__TASK TO COMPLETE__. In the records that follow, find each line containing "text" and copy it.

(Data records for software interfaces)
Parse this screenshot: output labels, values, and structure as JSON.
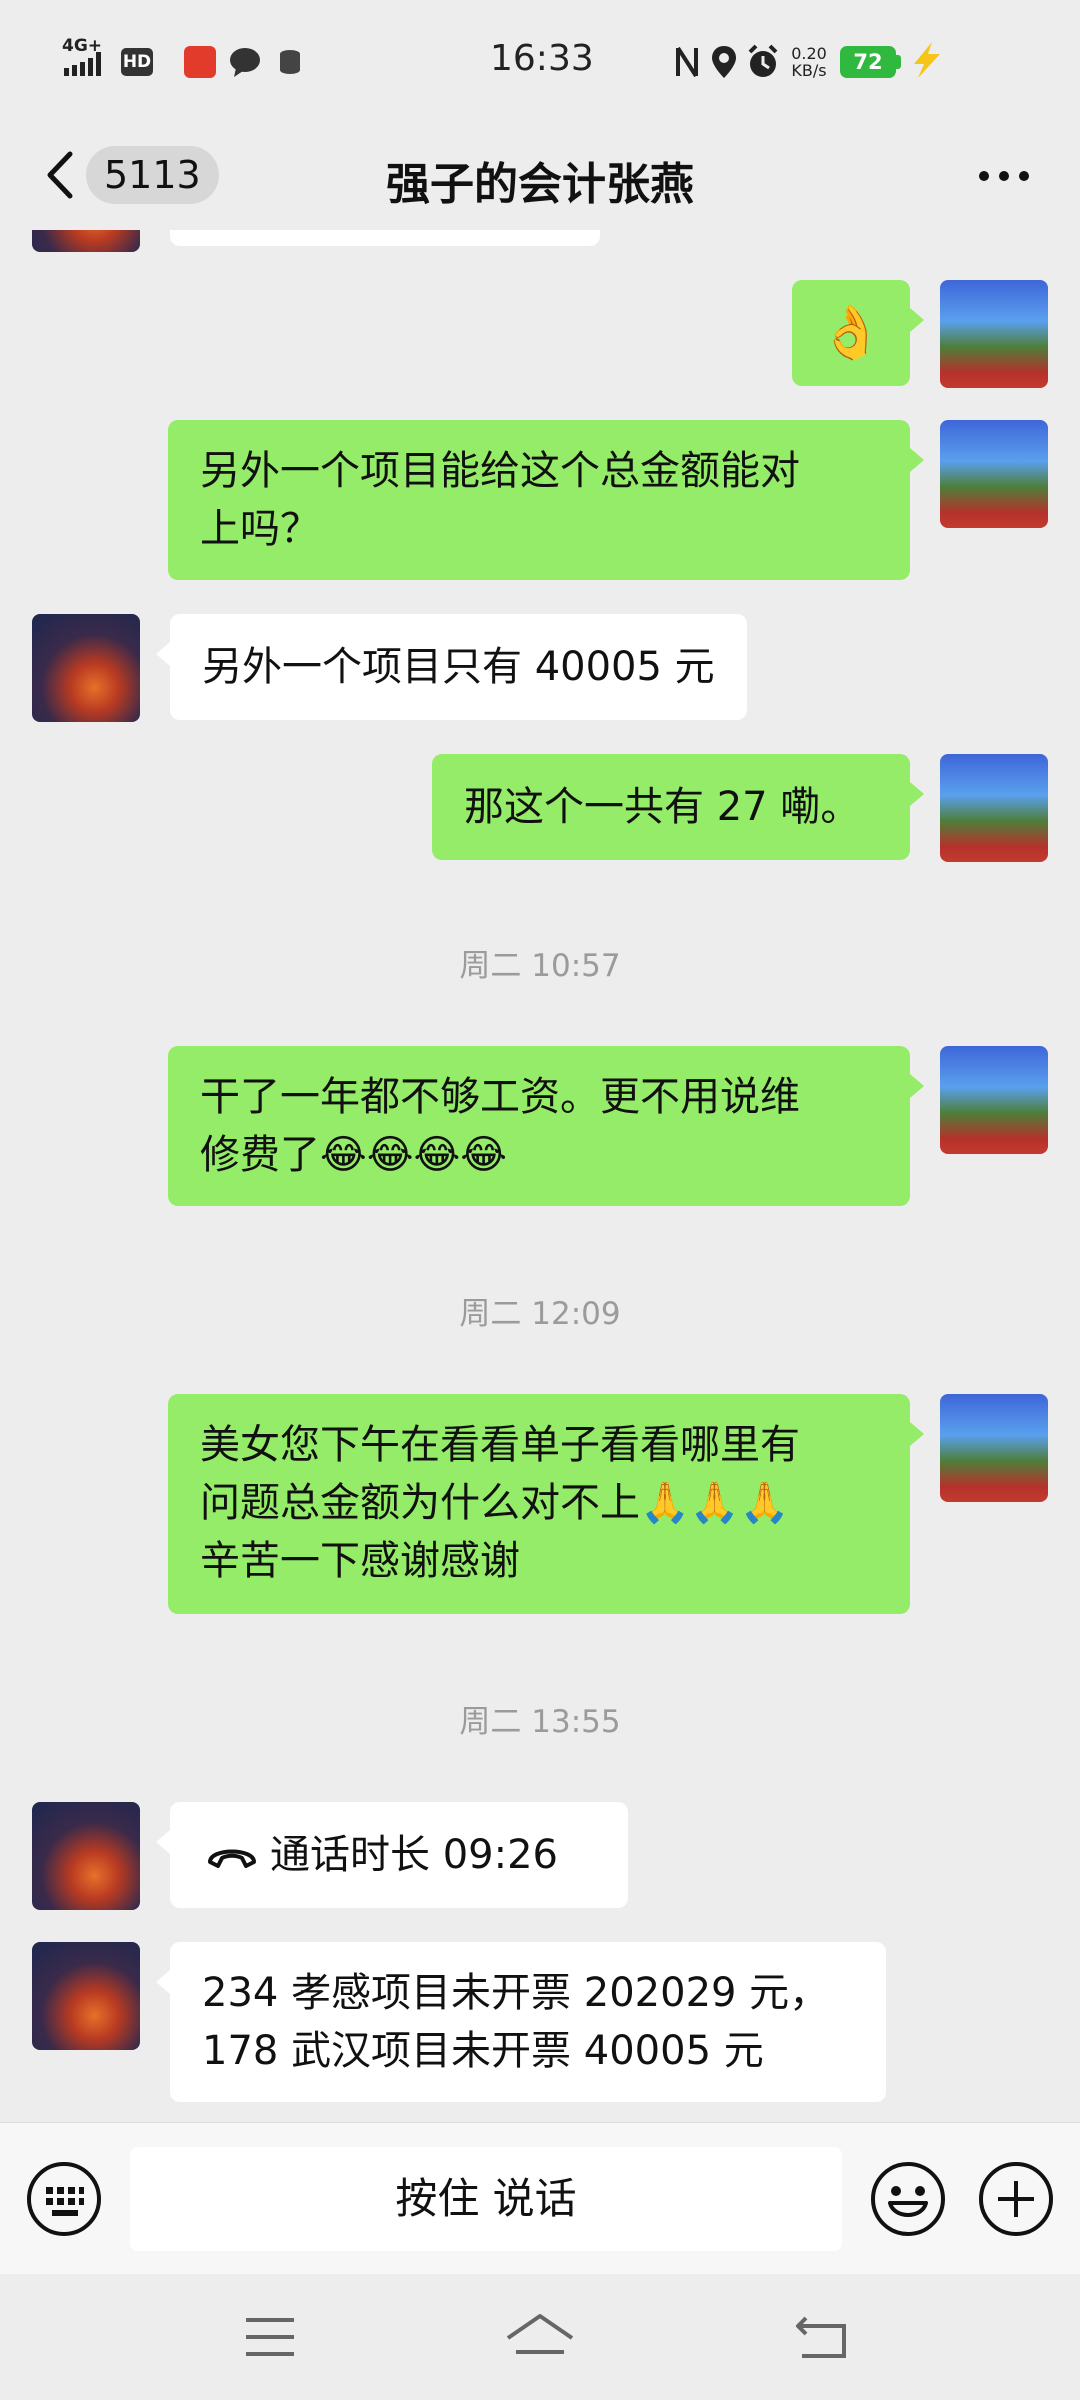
{
  "status_bar": {
    "time": "16:33",
    "network": "4G+",
    "hd": "HD",
    "speed_value": "0.20",
    "speed_unit": "KB/s",
    "battery": "72",
    "icons": [
      "signal-icon",
      "hd-icon",
      "app-notification-icon",
      "chat-icon",
      "storage-icon",
      "nfc-icon",
      "location-icon",
      "alarm-icon",
      "battery-icon",
      "charging-icon"
    ]
  },
  "nav": {
    "back_count": "5113",
    "title": "强子的会计张燕",
    "more_icon": "more-icon"
  },
  "messages": [
    {
      "side": "me",
      "type": "emoji",
      "text": "👌"
    },
    {
      "side": "me",
      "lines": [
        "另外一个项目能给这个总金额能对",
        "上吗？"
      ]
    },
    {
      "side": "them",
      "lines": [
        "另外一个项目只有 40005 元"
      ]
    },
    {
      "side": "me",
      "lines": [
        "那这个一共有 27 嘞。"
      ]
    },
    {
      "type": "time",
      "text": "周二 10:57"
    },
    {
      "side": "me",
      "lines": [
        "干了一年都不够工资。更不用说维",
        "修费了😂😂😂😂"
      ]
    },
    {
      "type": "time",
      "text": "周二 12:09"
    },
    {
      "side": "me",
      "lines": [
        "美女您下午在看看单子看看哪里有",
        "问题总金额为什么对不上🙏🙏🙏",
        "辛苦一下感谢感谢"
      ]
    },
    {
      "type": "time",
      "text": "周二 13:55"
    },
    {
      "side": "them",
      "type": "call",
      "lines": [
        "通话时长 09:26"
      ]
    },
    {
      "side": "them",
      "lines": [
        "234 孝感项目未开票 202029 元，",
        "178 武汉项目未开票 40005 元"
      ]
    }
  ],
  "input_bar": {
    "hold_to_talk": "按住 说话",
    "icons": [
      "keyboard-icon",
      "emoji-icon",
      "plus-icon"
    ]
  },
  "system_nav": {
    "icons": [
      "menu-icon",
      "home-icon",
      "back-icon"
    ]
  }
}
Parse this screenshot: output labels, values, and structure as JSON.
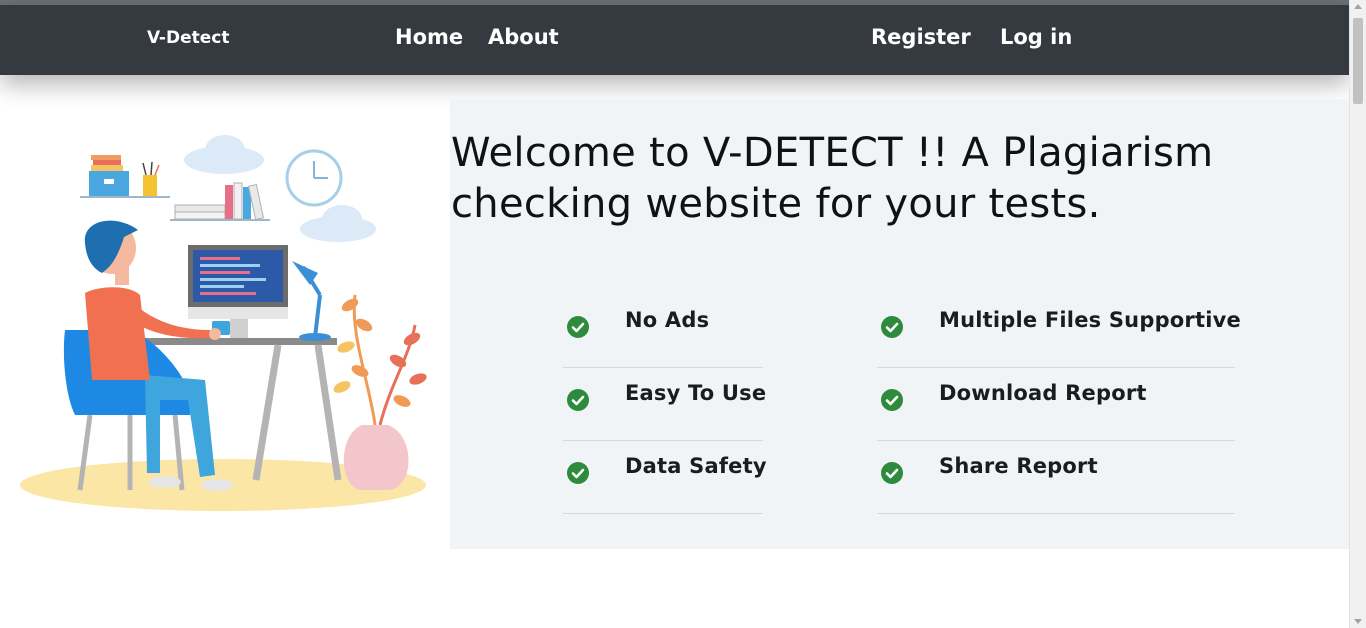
{
  "navbar": {
    "brand": "V-Detect",
    "links": {
      "home": "Home",
      "about": "About",
      "register": "Register",
      "login": "Log in"
    },
    "background": "#343a40"
  },
  "hero": {
    "headline": "Welcome to V-DETECT !! A Plagiarism checking website for your tests.",
    "illustration": "person-at-desk-illustration"
  },
  "features": {
    "left": [
      "No Ads",
      "Easy To Use",
      "Data Safety"
    ],
    "right": [
      "Multiple Files Supportive",
      "Download Report",
      "Share Report"
    ],
    "icon": "check-circle-icon",
    "icon_color": "#2e8a3c"
  }
}
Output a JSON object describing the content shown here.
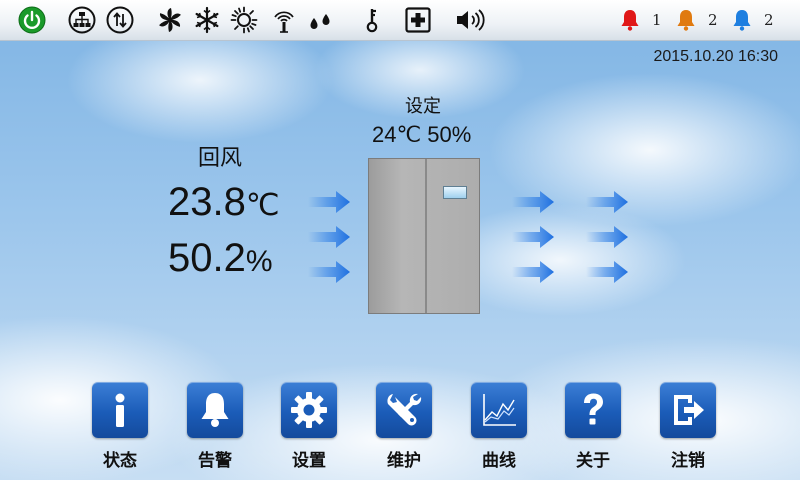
{
  "status_bar": {
    "icons": [
      "power-icon",
      "network-icon",
      "transfer-icon",
      "fan-icon",
      "snowflake-icon",
      "sun-icon",
      "wireless-icon",
      "water-drops-icon",
      "key-icon",
      "medical-cross-icon",
      "speaker-icon"
    ],
    "alarms": [
      {
        "level": "critical",
        "color": "#e01818",
        "count": "1"
      },
      {
        "level": "major",
        "color": "#e07a10",
        "count": "2"
      },
      {
        "level": "minor",
        "color": "#1e7fe0",
        "count": "2"
      }
    ]
  },
  "datetime": "2015.10.20 16:30",
  "return_air": {
    "label": "回风",
    "temperature": "23.8",
    "temperature_unit": "℃",
    "humidity": "50.2",
    "humidity_unit": "%"
  },
  "setpoint": {
    "label": "设定",
    "values": "24℃ 50%"
  },
  "nav": [
    {
      "label": "状态",
      "icon": "info-icon"
    },
    {
      "label": "告警",
      "icon": "bell-icon"
    },
    {
      "label": "设置",
      "icon": "gear-icon"
    },
    {
      "label": "维护",
      "icon": "wrench-icon"
    },
    {
      "label": "曲线",
      "icon": "line-chart-icon"
    },
    {
      "label": "关于",
      "icon": "question-icon"
    },
    {
      "label": "注销",
      "icon": "logout-icon"
    }
  ],
  "colors": {
    "accent_blue": "#1b5cb8",
    "power_green": "#1a9a2a",
    "arrow_blue": "#2f7fe6"
  }
}
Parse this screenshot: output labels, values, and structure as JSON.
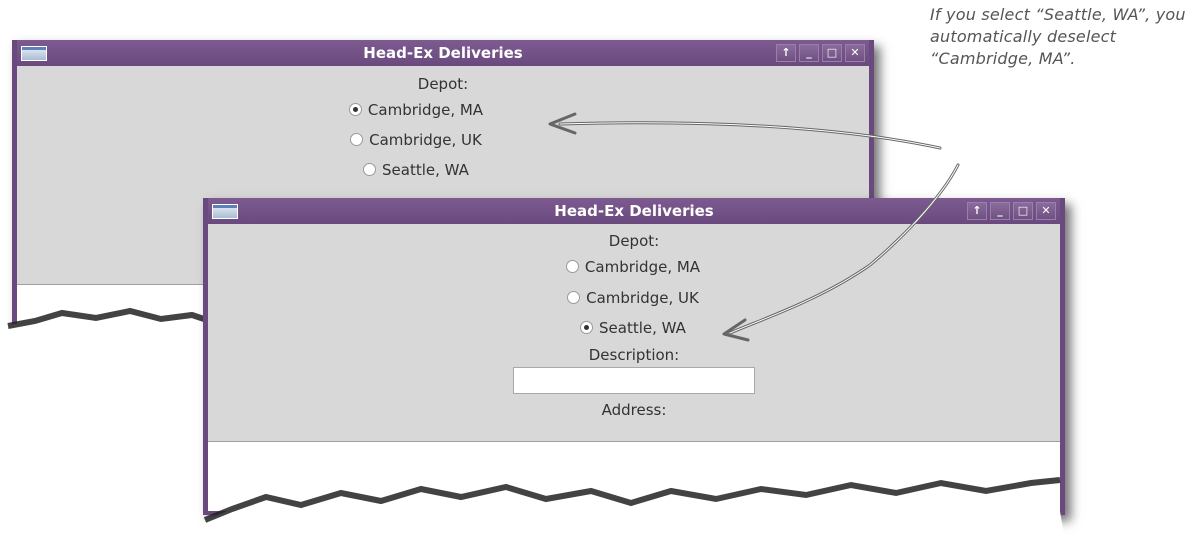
{
  "window_back": {
    "title": "Head-Ex Deliveries",
    "controls": [
      "↑",
      "_",
      "□",
      "✕"
    ],
    "depot_label": "Depot:",
    "options": [
      {
        "label": "Cambridge, MA",
        "checked": true
      },
      {
        "label": "Cambridge, UK",
        "checked": false
      },
      {
        "label": "Seattle, WA",
        "checked": false
      }
    ]
  },
  "window_front": {
    "title": "Head-Ex Deliveries",
    "controls": [
      "↑",
      "_",
      "□",
      "✕"
    ],
    "depot_label": "Depot:",
    "options": [
      {
        "label": "Cambridge, MA",
        "checked": false
      },
      {
        "label": "Cambridge, UK",
        "checked": false
      },
      {
        "label": "Seattle, WA",
        "checked": true
      }
    ],
    "description_label": "Description:",
    "description_value": "",
    "address_label": "Address:"
  },
  "annotation": {
    "text": "If you select “Seattle, WA”, you automatically deselect “Cambridge, MA”."
  },
  "colors": {
    "frame": "#6a4a7e",
    "window_bg": "#d8d8d8",
    "text": "#333333"
  }
}
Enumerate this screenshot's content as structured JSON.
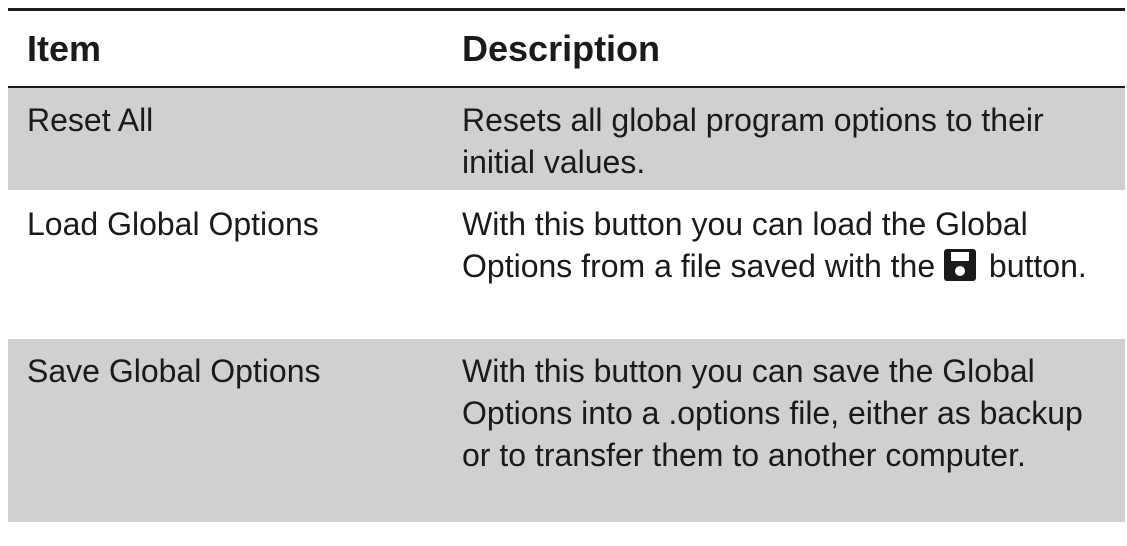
{
  "table": {
    "headers": {
      "item": "Item",
      "description": "Description"
    },
    "rows": [
      {
        "item": "Reset All",
        "description": "Resets all global program options to their initial values."
      },
      {
        "item": "Load Global Options",
        "description_before_icon": "With this button you can load the Global Options from a file saved with the",
        "icon": "floppy-disk-icon",
        "description_after_icon": " button."
      },
      {
        "item": "Save Global Options",
        "description": "With this button you can save the Global Options into a .options file, either as backup or to transfer them to another computer."
      }
    ]
  },
  "colors": {
    "shaded_row": "#d0d0d0",
    "rule": "#1a1a1a"
  }
}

__WRITTEN REPLY__.
      "text": "👌"
      "text": "周二 10:57"
      "text": "周二 12:09"
      "text": "周二 13:55"
    "text": "If you select “Seattle, WA”, you automatically deselect “Cambridge, MA”."
    "text": "#333333"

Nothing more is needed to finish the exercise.